YZ designed the study; YZ, XW, XZ, LD, DL, HX performed the study; YZ, HX analyzed the data; YZ drafted the paper. All authors read and approved the final manuscript.

Corresponding author

Correspondence to Huizhuo Xu.

Ethics declarations

Ethics approval and consent to participate

All protocols were authorized by the Ethics Committee of Xiangya Hospital, Central South University (Changsha, China). (No. 201904609).

Consent for publication

Not applicable.

Competing interests

The authors declare no conflicts of interest.

Additional information

Publisher's Note

Springer Nature remains neutral with regard to jurisdictional claims in published maps and institutional affiliations.

Supplementary Information

Additional file 1: Figure S1.

The protein expression of DNMT1 in HRCPs. WB was performed to assess the protein expression of DNMT1 in HRCPs following transfection of si-DNMT1-1, si-DNMT1-2 or siRNA.

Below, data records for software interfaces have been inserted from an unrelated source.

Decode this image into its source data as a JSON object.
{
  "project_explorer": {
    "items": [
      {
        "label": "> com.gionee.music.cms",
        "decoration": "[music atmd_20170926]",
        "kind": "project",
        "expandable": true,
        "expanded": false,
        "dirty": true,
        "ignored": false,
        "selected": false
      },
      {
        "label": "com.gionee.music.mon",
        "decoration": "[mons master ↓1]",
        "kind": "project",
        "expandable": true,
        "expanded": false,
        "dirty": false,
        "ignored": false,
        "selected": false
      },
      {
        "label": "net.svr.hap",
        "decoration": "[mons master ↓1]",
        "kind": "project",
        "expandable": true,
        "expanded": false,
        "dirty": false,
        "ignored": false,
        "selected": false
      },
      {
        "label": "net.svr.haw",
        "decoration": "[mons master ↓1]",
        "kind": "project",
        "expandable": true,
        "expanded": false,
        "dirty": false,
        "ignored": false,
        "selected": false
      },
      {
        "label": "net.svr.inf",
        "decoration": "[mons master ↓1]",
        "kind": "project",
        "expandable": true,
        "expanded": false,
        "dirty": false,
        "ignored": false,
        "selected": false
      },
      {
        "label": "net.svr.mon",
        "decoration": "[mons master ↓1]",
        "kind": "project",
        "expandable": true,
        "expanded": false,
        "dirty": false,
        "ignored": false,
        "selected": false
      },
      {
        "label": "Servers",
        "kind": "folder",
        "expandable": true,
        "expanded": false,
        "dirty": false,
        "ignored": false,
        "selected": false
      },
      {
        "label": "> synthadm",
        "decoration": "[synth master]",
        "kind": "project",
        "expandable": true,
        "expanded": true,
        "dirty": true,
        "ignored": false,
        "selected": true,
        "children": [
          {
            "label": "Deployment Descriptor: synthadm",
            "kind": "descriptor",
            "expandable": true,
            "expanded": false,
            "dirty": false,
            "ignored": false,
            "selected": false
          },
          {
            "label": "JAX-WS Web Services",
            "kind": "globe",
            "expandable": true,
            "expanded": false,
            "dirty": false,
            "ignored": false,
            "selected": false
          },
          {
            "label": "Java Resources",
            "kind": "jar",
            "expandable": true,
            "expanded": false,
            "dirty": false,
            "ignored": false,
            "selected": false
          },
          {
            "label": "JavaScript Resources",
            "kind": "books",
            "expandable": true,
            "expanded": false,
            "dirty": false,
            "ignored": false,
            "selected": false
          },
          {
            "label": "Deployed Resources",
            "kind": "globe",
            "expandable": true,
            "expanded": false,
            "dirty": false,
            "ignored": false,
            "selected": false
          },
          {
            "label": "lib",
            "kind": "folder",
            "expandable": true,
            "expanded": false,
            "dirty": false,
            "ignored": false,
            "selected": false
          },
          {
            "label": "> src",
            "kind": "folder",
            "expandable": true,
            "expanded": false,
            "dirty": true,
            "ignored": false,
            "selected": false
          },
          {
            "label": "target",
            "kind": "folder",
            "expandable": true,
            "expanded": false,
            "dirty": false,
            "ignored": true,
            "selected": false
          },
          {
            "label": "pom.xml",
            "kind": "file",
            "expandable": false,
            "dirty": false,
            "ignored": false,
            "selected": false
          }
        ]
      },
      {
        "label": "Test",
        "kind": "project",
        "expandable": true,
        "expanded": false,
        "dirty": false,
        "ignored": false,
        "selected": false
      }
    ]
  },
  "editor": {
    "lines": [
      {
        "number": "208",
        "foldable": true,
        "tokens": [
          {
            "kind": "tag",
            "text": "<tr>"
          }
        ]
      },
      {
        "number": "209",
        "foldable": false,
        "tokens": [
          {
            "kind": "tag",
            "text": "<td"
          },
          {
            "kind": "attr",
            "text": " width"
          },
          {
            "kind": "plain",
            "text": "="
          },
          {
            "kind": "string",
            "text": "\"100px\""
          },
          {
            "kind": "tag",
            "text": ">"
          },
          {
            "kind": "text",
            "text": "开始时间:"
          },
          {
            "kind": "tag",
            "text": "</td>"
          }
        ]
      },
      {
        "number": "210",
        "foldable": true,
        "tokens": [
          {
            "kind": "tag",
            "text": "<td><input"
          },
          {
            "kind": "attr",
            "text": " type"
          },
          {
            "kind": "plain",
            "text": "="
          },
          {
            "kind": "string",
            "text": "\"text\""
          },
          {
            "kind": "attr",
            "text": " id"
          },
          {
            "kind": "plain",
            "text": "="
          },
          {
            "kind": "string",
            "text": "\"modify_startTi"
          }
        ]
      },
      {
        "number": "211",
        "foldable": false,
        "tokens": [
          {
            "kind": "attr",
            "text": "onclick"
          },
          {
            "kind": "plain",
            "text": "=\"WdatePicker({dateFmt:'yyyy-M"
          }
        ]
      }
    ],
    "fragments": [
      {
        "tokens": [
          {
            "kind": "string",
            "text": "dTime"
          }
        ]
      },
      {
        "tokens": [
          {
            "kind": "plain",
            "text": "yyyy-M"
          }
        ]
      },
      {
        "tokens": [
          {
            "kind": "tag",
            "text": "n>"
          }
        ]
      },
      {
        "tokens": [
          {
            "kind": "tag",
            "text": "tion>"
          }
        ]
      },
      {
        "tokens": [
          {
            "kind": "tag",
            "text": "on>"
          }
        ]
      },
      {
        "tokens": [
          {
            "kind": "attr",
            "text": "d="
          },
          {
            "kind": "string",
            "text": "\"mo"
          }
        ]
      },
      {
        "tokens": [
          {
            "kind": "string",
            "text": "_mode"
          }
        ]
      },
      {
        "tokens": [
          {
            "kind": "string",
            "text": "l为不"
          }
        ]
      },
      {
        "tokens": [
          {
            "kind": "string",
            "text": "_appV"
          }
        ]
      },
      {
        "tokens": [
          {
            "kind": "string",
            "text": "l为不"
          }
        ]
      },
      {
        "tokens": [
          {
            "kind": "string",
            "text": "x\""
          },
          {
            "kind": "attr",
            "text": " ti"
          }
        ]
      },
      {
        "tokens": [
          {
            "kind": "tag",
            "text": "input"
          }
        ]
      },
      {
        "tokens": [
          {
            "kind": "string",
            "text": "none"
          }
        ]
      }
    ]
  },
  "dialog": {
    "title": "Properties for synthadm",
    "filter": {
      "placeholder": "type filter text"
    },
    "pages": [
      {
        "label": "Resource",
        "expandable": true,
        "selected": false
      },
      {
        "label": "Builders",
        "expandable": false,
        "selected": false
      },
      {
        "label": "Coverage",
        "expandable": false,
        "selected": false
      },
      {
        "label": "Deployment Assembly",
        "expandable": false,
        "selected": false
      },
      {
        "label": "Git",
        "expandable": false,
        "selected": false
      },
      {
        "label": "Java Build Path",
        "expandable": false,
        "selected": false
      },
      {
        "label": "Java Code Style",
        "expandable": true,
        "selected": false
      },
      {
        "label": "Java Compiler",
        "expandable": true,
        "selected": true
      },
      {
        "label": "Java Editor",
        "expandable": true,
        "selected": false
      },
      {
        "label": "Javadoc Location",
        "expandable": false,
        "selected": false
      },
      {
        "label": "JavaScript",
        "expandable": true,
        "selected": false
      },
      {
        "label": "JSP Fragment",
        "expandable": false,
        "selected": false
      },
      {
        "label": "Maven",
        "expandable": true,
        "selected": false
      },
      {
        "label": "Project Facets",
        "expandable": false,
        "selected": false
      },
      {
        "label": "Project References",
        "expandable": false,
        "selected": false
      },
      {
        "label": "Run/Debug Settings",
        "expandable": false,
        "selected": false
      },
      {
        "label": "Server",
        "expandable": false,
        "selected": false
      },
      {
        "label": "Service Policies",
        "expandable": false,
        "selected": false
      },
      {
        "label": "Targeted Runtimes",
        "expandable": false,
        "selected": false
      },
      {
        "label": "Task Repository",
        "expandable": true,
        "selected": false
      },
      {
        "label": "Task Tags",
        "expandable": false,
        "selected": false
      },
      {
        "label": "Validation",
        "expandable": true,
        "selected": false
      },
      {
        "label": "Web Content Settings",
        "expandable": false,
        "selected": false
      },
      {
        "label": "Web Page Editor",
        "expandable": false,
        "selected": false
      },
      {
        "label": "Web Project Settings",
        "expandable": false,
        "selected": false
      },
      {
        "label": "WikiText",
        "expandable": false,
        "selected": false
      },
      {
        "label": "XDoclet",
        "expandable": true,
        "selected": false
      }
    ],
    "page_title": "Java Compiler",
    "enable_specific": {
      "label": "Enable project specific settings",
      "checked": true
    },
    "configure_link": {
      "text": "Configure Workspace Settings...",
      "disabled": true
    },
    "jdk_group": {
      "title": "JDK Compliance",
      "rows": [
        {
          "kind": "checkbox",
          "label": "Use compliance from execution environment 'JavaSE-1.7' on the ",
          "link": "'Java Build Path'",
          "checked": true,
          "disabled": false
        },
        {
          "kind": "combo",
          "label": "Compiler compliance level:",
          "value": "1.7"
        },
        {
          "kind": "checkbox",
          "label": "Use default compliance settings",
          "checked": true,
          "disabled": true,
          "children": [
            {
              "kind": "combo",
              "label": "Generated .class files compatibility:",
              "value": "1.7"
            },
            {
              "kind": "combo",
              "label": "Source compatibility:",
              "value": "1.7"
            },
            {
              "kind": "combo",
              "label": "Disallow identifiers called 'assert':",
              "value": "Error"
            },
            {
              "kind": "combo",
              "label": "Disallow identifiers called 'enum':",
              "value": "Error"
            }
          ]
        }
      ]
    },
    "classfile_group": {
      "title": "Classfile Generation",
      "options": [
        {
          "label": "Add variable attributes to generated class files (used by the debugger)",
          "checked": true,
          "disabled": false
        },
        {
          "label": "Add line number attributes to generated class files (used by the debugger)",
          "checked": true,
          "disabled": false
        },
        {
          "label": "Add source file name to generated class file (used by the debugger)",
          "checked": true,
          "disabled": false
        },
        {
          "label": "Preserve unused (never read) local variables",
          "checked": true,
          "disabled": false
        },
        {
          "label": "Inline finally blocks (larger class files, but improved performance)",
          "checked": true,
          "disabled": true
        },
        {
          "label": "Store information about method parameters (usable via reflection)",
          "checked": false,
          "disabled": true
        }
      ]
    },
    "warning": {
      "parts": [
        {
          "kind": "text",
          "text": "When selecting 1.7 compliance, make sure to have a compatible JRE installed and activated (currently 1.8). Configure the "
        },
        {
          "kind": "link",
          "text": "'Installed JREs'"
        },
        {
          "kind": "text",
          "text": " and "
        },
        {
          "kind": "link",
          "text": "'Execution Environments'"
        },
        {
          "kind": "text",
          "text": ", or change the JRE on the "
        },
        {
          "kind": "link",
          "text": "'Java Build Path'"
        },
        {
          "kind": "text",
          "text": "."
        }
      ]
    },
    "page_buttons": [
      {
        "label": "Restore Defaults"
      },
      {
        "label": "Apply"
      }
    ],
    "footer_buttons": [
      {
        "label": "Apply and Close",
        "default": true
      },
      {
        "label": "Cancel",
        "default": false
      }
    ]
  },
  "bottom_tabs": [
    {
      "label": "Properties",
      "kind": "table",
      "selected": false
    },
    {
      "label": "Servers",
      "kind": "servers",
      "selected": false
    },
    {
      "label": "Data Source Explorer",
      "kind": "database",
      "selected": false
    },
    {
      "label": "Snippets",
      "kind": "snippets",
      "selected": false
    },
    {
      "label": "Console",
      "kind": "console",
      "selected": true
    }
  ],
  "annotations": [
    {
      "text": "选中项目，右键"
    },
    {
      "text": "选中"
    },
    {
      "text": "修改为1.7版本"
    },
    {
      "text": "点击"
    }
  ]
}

Additional file 2: Figure S2.

Schematic representation of the functional role of PPARα in DR.

Rights and permissions

Open Access This article is licensed under a Creative Commons Attribution 4.0 International License, which permits use, sharing, adaptation, distribution and reproduction in any medium or format, as long as you give appropriate credit to the original author(s) and the source, provide a link to the Creative Commons licence, and indicate if changes were made. The images or other third party material in this article are included in the article's Creative Commons licence, unless indicated otherwise in a credit line to the material. If material is not included in the article's Creative Commons licence and your intended use is not permitted by statutory regulation or exceeds the permitted use, you will need to obtain permission directly from the copyright holder. To view a copy of this licence, visit http://creativecommons.org/licenses/by/4.0/. The Creative Commons Public Domain Dedication waiver (http://creativecommons.org/publicdomain/zero/1.0/) applies to the data made available in this article, unless otherwise stated in a credit line to the data.

Reprints and Permissions

About this article

Verify currency and authenticity via CrossMark

Cite this article

Zhu, Y., Wang, X., Zhou, X. et al. DNMT1-mediated PPARα methylation aggravates damage of retinal tissues in diabetic retinopathy mice. Biol Res 54, 25 (2021). https://doi.org/10.1186/s40659-021-00347-1

Download citation

Keywords

  • DNMT1
  • PPARα
  • DNA methylation
  • Apoptosis
  • Diabetic retinopathy